"On our list of ten ingredients, there are two groups," he explains. "The first is commodities produced by larger farms in developed markets, and the second is the produce of smaller farms in developing economies. We want to benefit both types, so we need different approaches."

By way of example, he contrasts the needs of wheat farmers in Idaho with the needs of vanilla growers in Madagascar.

"In Idaho, we source directly from growers and we measure six key variables such as land use, soil conservation, greenhouse gas emissions and water use," he says. "We measure every year the improvement against the baseline. We didn’t want to present a checklist, but looked at outcomes because that engages growers more. We helped farmers understand how much soil is lost to wind and how much water it takes to grow a bushel of wheat. That understanding makes them more interested in new technologies and techniques.

"We are doing this for the common good, but there is a benefit for us in that it secures our raw materials base."

"I’m a farmer myself, so I’ve walked in their shoes and I find it very satisfying when I see the important change happen, which is to see our change model making farmers less sceptical and see their business through the lens of sustainability."

Peterson has often witnessed what he calls the ‘light-bulb moment’, when farmers come to understand their trade in a different way. It takes, for example, 3,200gal of water to grow a bushel of wheat, and knowing this has helped farmers embrace technologies such as variable rate irrigation. This has, in many cases, prevented overwatering, leading to cost savings and increased profitability.

For a smallholder growing vanilla in Madagascar, the approach is very different, with the company looking to mitigate other factors, such as the use of child labour. The main focus, however, is to get a better return for farmers.

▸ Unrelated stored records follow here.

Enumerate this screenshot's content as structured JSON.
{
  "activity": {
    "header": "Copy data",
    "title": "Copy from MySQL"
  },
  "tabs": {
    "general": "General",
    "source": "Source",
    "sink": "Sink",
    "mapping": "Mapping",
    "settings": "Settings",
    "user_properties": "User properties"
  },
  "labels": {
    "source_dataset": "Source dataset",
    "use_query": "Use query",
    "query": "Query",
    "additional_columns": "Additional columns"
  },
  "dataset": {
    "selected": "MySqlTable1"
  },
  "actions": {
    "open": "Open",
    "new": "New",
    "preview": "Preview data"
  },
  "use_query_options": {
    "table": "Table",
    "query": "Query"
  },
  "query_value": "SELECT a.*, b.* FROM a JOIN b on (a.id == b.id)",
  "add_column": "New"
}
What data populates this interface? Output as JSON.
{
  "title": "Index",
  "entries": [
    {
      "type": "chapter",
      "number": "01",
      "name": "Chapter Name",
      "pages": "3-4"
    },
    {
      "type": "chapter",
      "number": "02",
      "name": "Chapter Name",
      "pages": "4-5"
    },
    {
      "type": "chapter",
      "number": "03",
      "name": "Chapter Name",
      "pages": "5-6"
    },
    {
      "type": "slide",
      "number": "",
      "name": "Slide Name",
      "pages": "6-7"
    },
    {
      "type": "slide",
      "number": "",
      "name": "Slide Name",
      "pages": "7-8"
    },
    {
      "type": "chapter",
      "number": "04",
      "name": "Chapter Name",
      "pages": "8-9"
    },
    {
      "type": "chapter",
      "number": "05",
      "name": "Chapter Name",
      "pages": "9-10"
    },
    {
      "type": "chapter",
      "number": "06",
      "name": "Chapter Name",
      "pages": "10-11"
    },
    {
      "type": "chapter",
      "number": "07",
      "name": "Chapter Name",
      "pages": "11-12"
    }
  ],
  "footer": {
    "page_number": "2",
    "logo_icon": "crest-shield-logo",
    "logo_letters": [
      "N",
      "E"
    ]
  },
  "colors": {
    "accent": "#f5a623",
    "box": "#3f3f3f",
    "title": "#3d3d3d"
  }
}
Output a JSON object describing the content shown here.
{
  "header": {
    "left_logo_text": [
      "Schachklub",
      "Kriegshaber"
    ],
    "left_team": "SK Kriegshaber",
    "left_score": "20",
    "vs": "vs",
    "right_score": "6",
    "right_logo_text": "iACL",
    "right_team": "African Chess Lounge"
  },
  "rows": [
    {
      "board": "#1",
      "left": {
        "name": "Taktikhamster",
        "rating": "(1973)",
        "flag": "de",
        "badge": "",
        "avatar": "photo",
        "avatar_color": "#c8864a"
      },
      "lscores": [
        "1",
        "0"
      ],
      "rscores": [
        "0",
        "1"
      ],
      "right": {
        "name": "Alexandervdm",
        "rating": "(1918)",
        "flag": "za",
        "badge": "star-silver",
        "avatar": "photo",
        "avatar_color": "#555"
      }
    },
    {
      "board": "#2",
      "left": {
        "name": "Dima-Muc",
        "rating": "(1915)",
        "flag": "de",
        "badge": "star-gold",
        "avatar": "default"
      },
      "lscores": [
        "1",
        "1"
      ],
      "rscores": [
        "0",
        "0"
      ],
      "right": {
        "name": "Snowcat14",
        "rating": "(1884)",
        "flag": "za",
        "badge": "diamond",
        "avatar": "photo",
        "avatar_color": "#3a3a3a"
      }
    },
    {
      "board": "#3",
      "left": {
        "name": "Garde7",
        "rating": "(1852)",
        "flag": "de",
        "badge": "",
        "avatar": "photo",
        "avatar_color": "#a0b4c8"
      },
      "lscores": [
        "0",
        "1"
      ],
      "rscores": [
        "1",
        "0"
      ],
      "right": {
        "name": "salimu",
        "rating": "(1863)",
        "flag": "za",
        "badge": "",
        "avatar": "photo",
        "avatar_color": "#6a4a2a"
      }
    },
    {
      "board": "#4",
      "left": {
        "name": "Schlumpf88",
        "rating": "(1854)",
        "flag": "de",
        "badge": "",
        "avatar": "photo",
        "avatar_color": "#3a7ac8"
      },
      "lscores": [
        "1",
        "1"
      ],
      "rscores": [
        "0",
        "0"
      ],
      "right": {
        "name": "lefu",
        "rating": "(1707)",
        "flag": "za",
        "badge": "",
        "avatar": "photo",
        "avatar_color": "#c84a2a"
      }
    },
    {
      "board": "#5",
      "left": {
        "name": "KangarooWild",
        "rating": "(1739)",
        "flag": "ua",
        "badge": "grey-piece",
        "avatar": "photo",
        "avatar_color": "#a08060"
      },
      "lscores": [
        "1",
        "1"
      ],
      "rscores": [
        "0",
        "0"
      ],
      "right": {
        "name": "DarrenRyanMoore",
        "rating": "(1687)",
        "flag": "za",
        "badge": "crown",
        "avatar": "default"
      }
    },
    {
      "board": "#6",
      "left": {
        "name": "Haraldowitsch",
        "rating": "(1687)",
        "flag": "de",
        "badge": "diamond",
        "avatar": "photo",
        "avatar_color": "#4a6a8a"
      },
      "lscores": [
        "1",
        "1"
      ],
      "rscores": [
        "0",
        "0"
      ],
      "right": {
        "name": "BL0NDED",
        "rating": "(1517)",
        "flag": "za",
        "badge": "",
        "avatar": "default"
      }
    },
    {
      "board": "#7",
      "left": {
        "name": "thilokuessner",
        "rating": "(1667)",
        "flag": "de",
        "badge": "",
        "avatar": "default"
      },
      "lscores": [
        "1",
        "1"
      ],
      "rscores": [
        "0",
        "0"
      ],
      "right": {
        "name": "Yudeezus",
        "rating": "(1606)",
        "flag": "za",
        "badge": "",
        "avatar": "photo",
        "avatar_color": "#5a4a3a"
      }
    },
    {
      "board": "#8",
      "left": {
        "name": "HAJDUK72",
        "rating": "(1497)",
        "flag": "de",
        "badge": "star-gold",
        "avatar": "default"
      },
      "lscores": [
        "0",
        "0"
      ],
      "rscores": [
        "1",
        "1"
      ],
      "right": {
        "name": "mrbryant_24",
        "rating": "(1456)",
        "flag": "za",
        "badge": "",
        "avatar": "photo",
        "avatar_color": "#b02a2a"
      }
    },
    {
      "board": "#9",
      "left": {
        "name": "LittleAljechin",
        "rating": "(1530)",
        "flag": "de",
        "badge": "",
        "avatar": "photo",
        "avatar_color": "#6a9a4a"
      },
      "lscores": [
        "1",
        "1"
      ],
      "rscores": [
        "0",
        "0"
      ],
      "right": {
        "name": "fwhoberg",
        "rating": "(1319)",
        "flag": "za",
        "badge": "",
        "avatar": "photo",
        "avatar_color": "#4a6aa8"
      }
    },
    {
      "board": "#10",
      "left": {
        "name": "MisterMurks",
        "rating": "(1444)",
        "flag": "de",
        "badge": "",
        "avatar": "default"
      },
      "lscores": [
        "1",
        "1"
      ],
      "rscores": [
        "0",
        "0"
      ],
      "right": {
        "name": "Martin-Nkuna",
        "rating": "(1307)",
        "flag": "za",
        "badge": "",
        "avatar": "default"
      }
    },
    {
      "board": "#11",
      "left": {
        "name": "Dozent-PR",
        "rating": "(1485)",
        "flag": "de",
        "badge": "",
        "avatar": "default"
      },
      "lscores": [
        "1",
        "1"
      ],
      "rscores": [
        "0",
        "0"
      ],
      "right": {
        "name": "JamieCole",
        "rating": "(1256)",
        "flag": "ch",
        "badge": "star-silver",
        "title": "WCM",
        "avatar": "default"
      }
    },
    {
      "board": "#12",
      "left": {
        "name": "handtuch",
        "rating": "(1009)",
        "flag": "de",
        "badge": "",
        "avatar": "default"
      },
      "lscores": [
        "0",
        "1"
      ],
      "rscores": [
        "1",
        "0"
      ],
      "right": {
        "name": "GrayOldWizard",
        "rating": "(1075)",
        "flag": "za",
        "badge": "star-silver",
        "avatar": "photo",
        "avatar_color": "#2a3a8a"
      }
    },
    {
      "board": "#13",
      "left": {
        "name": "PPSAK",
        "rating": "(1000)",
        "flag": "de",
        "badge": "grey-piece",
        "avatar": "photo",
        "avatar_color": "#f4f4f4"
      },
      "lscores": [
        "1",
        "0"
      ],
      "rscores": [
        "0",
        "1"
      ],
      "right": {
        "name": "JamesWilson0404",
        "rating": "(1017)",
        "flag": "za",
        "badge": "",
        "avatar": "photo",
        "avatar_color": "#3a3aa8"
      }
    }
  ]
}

"In a small village in the north-west of Madagascar, we have a project that is a supplier-led effort with local Malagasy non-governmental organisations (NGOs) in which we teach the curing of vanilla beans," he remarks. "Usually, the farmers sell them green and sell them cheaply to the first collectors that come by. Curing the beans means they can keep them in the village and get more money, perhaps twice as much.

"CARE is very good at helping us identify the right approaches, which include addressing food security. Selling vanilla might keep a farmer’s family in food for six months, but a proportion of the premium for curing can help growers buy enough rice for the whole year. We are also piloting a project that puts a grain store facility in villages, which we might extend to 100% of our vanilla suppliers," he adds.

What may seem like altruism on behalf of General Mills is certainly based on respect for the producers that support its supply chain. But it is also based on sound business sense.

"We are doing this for the common good, but there is a benefit for us in that it secures our raw materials base," says Peterson. "Vanilla production, for example, is so concentrated that it could be constrained in the future and we need to protect it. There is a selfish motivation, too, but enlightened self-interest can be good for everyone."

If the right kind of self-interest can permeate more of the industry, then more meaningful change will occur.

"It is helpful if companies like ours lead the way, and it is necessary, but it is not sufficient," Lynch adds. "Take the palm oil market, for instance, where the largest buyer for commercial goods takes only 3% of total output. We buy only 0.1% of output, so you need more players in the market to act together if you want to tip the market towards making sustainability an everyday priority.

"I’ve been pleased with the responsiveness of our suppliers, who understand that sustainability is in all our best interests. For our consumers, our communication about sustainability is a way to demonstrate the quality of what we produce, but it is a bigger issue for manufacturers of larger goods like cars. In the fast-moving consumer goods space, where we are selling smaller goods, it is hard for a time-poor or cash-poor customer to think too much about sustainability. For us, it is a long-term strategic issue about sustaining our business model."